I want to construct a parametric polynomial curve $t \mapsto \mathbf{x}(t) = \big(x(t), y(t), z(t)\big)$ of degree $n$ that approximates $C$ and such that $\mathbf{x}(0) = \mathbf{p}_0$ and $\mathbf{x}(1) = \mathbf{p}_1$. The error in the approximation will be measured by
$$
E(\mathbf{x}) = \sup\big\{ f(\mathbf{x}(t))^2 + g(\mathbf{x}(t))^2 : 0 \le t \le 1\big\}
$$
**First question:** for a given $n$ how can I find the polynomial curve $\mathbf{x}$ of degree $n$ that minimizes $E(\mathbf{x})$?

If we were approximating a real-valued function, there would be a great deal of approximation machinery that would help us: the Weierstrass approximation theorem, the equi-oscillation criterion, the Remez algorithm, etc.
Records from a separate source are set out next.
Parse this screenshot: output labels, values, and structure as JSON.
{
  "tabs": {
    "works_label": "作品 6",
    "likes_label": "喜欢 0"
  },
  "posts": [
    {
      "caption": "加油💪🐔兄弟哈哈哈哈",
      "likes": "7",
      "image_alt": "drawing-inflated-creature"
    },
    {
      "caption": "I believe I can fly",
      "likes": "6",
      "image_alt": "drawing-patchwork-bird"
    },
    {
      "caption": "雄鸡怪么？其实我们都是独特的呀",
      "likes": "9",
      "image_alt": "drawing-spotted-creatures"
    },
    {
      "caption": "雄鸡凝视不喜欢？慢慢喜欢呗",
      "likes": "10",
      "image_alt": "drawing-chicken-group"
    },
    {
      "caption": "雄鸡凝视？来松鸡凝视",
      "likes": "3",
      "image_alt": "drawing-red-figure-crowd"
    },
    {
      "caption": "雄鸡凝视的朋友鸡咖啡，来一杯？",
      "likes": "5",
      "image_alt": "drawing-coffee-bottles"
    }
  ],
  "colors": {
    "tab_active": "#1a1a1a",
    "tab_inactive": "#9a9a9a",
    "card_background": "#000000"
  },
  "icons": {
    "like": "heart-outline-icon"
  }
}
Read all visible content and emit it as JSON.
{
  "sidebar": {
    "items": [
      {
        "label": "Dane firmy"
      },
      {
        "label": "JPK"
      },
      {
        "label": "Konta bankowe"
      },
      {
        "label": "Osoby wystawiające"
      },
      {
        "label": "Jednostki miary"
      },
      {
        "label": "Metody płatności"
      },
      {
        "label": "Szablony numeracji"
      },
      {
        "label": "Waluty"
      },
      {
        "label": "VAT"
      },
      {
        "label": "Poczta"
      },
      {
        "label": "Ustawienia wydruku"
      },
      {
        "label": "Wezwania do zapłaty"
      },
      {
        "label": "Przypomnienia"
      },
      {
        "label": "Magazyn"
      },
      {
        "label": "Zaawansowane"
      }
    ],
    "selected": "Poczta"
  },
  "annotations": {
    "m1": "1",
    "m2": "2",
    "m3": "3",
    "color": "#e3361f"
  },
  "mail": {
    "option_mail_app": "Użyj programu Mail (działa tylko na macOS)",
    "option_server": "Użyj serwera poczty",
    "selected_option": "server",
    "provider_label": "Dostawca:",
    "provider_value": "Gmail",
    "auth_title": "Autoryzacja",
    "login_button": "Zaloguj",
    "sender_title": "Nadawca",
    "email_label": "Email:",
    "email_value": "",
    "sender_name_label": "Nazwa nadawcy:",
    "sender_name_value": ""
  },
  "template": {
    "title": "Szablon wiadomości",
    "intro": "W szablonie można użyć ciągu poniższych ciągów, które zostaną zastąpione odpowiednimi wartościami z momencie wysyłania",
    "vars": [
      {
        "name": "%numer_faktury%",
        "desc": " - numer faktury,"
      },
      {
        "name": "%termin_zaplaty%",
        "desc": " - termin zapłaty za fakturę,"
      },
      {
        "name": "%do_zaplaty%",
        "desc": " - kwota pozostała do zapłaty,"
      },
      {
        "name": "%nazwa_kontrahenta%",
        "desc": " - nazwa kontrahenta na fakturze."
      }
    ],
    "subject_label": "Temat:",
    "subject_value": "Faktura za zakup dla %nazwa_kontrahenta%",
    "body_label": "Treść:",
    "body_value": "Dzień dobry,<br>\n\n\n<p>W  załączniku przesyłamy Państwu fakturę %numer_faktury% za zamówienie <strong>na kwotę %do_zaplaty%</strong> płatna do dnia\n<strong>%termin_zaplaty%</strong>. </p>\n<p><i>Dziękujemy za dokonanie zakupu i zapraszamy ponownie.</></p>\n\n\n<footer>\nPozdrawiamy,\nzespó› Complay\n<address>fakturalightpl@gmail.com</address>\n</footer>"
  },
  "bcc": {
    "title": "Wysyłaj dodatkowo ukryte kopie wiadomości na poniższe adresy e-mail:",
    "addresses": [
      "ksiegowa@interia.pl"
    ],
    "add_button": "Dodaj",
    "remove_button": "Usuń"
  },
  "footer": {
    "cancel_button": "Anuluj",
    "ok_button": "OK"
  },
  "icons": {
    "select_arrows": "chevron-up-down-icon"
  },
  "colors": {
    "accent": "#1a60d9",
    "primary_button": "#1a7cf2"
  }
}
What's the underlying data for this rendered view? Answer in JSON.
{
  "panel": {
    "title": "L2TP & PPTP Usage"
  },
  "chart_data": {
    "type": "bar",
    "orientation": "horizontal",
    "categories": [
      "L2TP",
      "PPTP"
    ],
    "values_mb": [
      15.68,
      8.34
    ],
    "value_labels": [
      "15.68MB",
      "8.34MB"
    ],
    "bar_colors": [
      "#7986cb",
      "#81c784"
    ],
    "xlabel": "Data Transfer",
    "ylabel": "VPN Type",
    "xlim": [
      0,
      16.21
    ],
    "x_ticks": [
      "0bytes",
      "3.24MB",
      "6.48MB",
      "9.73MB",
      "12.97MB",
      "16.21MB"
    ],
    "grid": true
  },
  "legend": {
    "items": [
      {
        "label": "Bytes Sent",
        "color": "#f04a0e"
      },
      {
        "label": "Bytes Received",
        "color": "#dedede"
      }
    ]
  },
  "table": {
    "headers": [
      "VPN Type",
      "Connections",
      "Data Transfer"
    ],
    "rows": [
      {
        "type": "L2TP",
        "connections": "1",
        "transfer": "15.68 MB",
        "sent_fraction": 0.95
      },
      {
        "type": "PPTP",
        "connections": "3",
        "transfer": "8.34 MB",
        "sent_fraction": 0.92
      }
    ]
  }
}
If I parameterize $C$, then each of its three components will be a real-valued function, and I can apply these known techniques. But the result will depend on how I parameterize $C$, and will not be optimal.

**Second question:** Has any of the above-mentioned approximation machinery been generalized beyond the real-valued case?